[TxMt] Re: Build Xcode projects in Textmate 2?

Allan Odgaard mailinglist at textmate.org
Fri Apr 11 21:11:20 UTC 2014

On 11 Apr 2014, at 20:01, John Sturgeon wrote:

> 1) build a project (obj-c)

I assume you’re building a Cocoa application.

For TextMate 1.x I used an Xcode project myself and built it via the 
`xcodebuild` command line tool, though called from the Xcode bundle, 
which gave me build output inside TextMate (with clickable 

This is shown at 

However, `xcodebuild` has probably changed its output a dozen times 
since then, so I would be surprised if it still works.

Also, I found the workflow cumbersome because I had to go to Xcode when 
adding and removing files, so for 2.0 I initially used CMake but later 
did my own build system based on ninja.

I have not kept up with CMake, but this might be a viable alternative to 
using `xcodebuild`. CMake generates either Makefiles or ninja build 
files, for which there are TextMate bundles so that the build can be run 
from within TextMate (I’d recommend setting it up to generate ninja 
build files over Makefiles).

> 2) show compile errors while editing

Not possible.

> 3) autocomplete

You can use option-escape to complete Cocoa and standard library stuff.

The Cocoa completion also works when implementing (delegate) methods, in 
this case leave out the return type, e.g.:

     - windowWill‸

Pressing option-escape here will show you all the windowWill… methods.

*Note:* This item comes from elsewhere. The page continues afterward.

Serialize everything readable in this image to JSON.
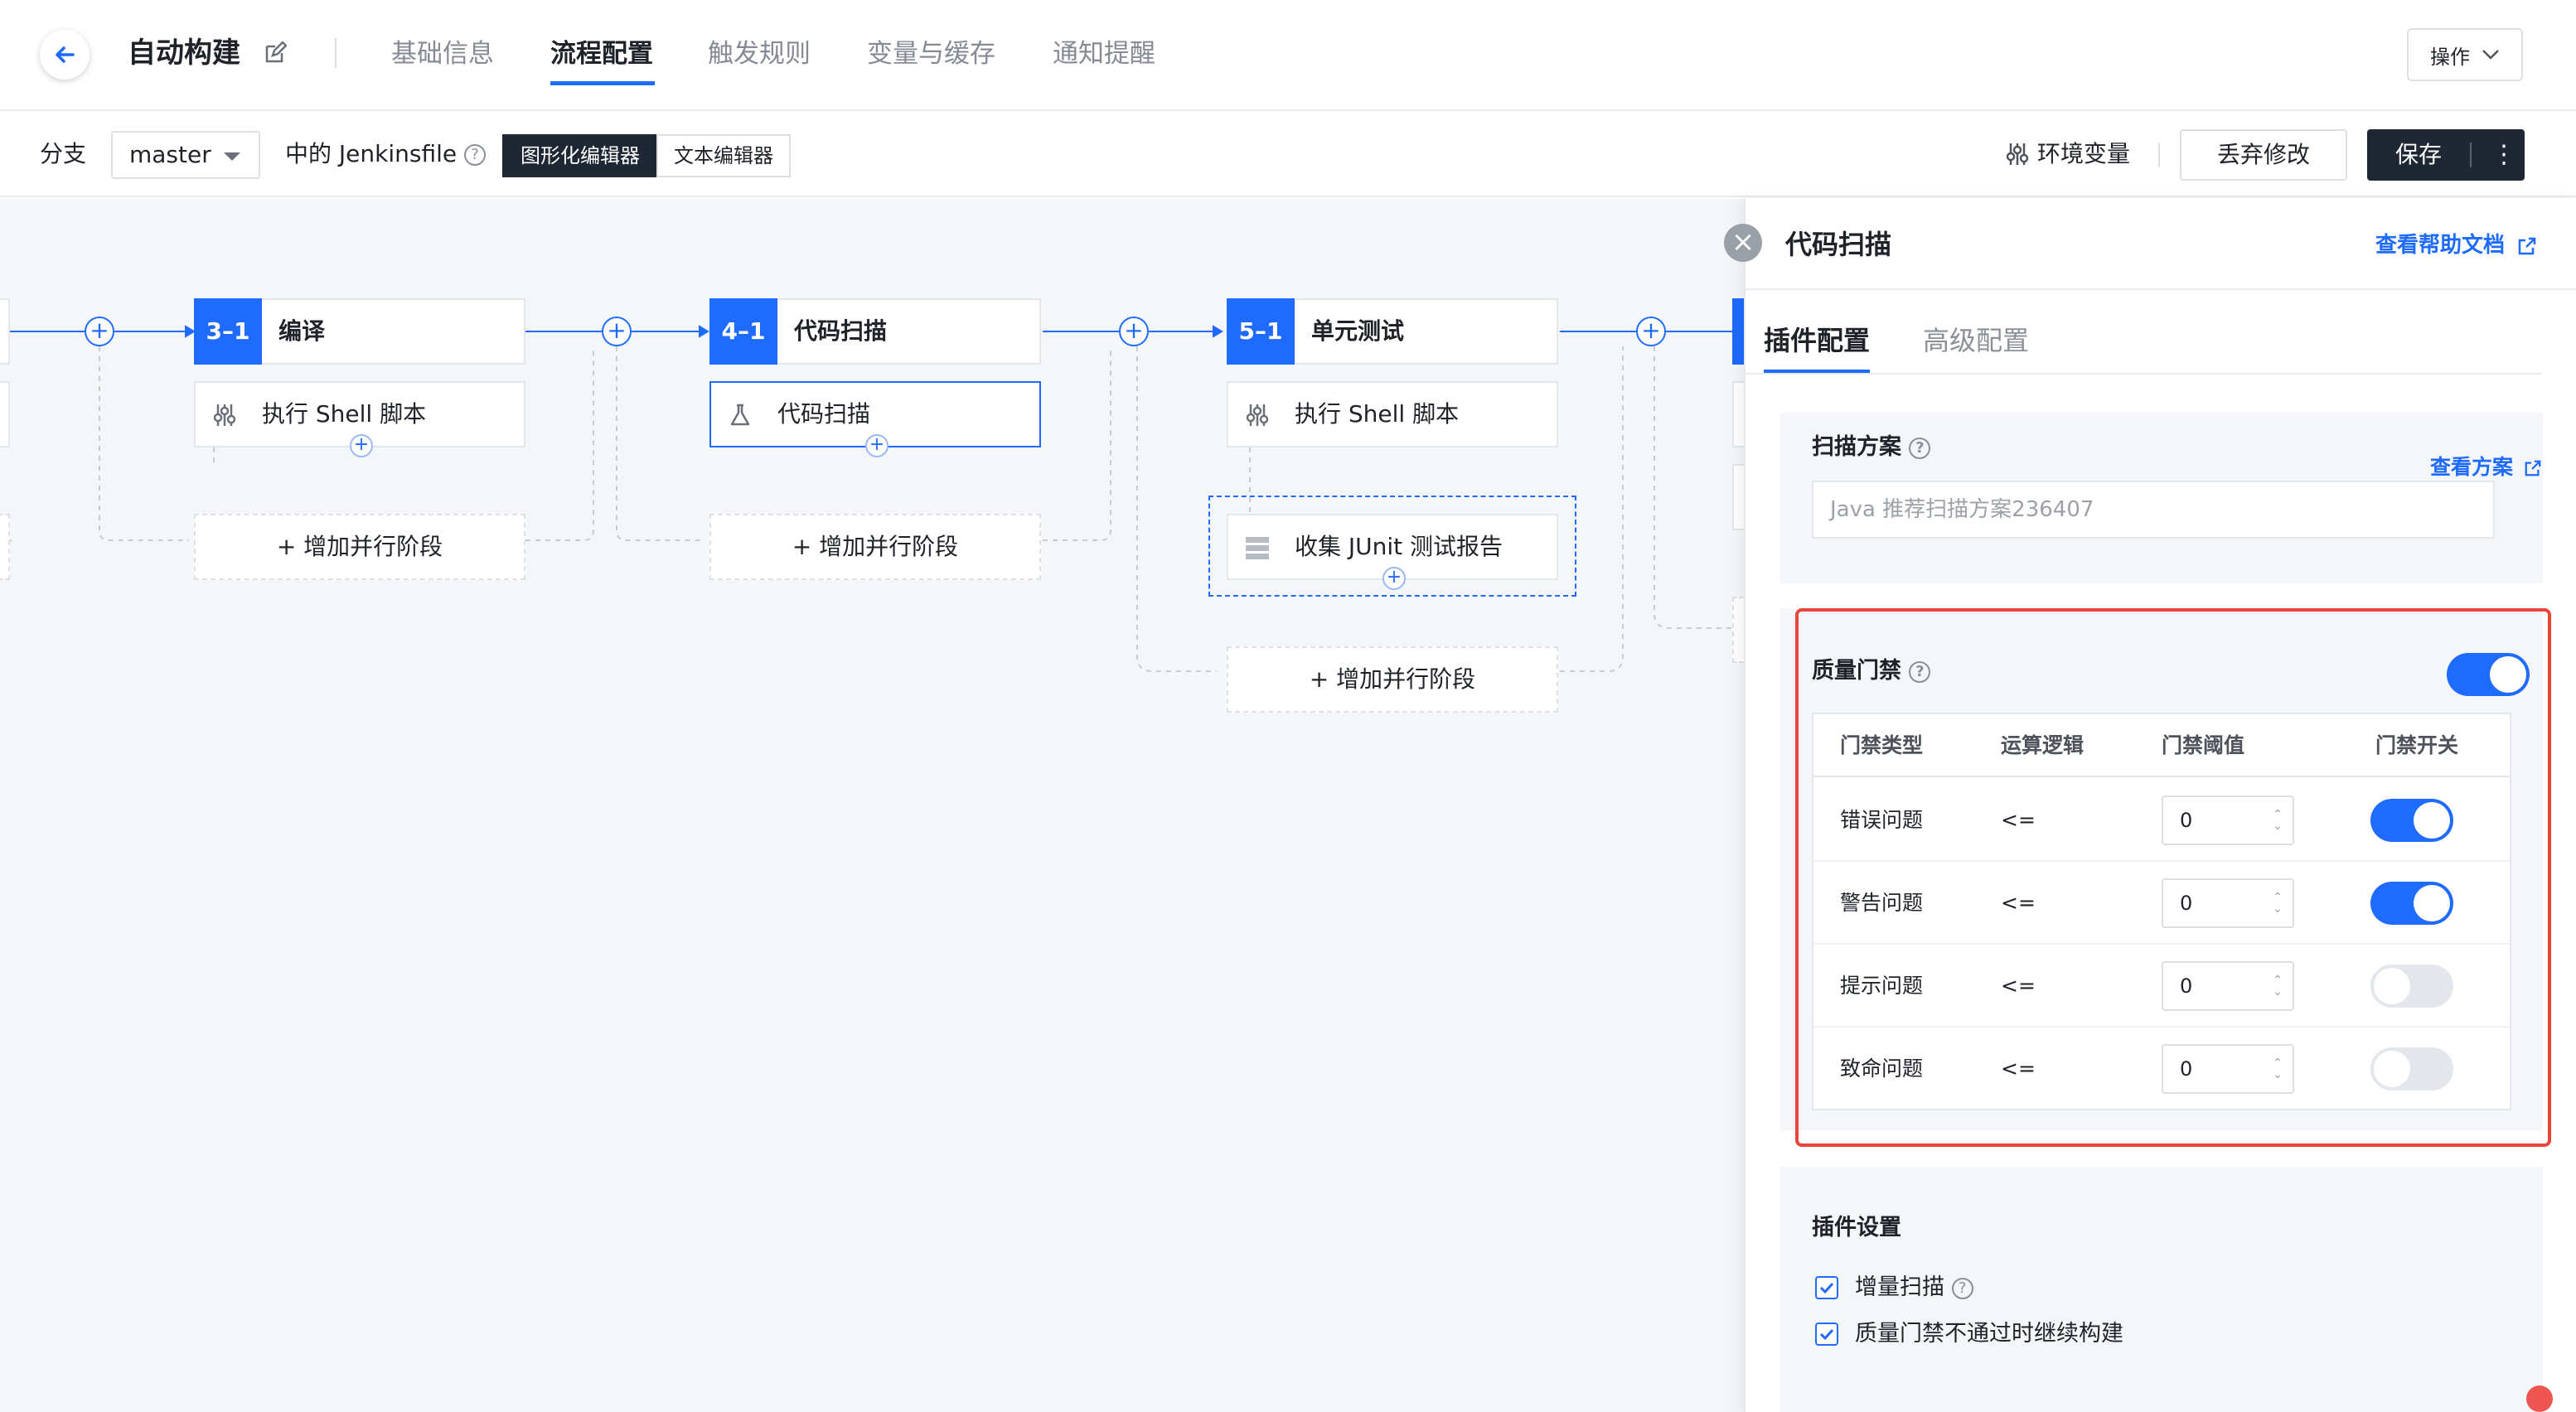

Another useful feature is ⌃H which will give you documentation for the 
current thing the caret is on. This works on method signatures like 
above (when the signature is a standard method), constants, types, 
method calls, C and C++ functions, etc.

> 4) debug?

Nothing here either.

> Are these things possible to do within text mate, or perhaps a hybrid 
> of both editors?

I tend to suggest people just use Xcode for Cocoa development because 
building Cocoa apps have so many steps to it, and I am not familiar with 
an alternative build system that does not make it the user’s 
responsibility to manage this complexity.

That said, I am not using Xcode myself and find my own build system much 
more pleasurable to work with, than how I remember Xcode, for example I 
never need to manually add or remove files, the build system detects 
that automatically and when a file is removed, so are the things 
generated from it in the build directory (so no old resources or public 
headers will stick around, making you not realize that something 
depended on the thing you removed, until after next clean build), no 
fiddling around with UI palettes to harmonize build settings accross 
your main project and sub-projects representing custom frameworks being 
used, no custom shell phases that always run because the dependencies 
can’t be expressed, depending on a framework automatically depending 
on the succesful run of that framework’s tests, etc.

If it sounds interesting, you can look at the TextMate project at 
https://github.com/textmate/ — the `target` files are build system 
declarations, and `bin/gen_build` is responsible for reading them and 
generating a ninja build file, which will re-run `bin/gen_build` if any 
of the `target` files changes, or any of the folders from which files 
are loaded via globs.

Relevant to mention about this is that the “build target” is folder 
specific (via `.tm_properties`). So if I use ⌘B in a test file, it 
just builds and tests the target to which the tests belong.

More information about the textmate mailing list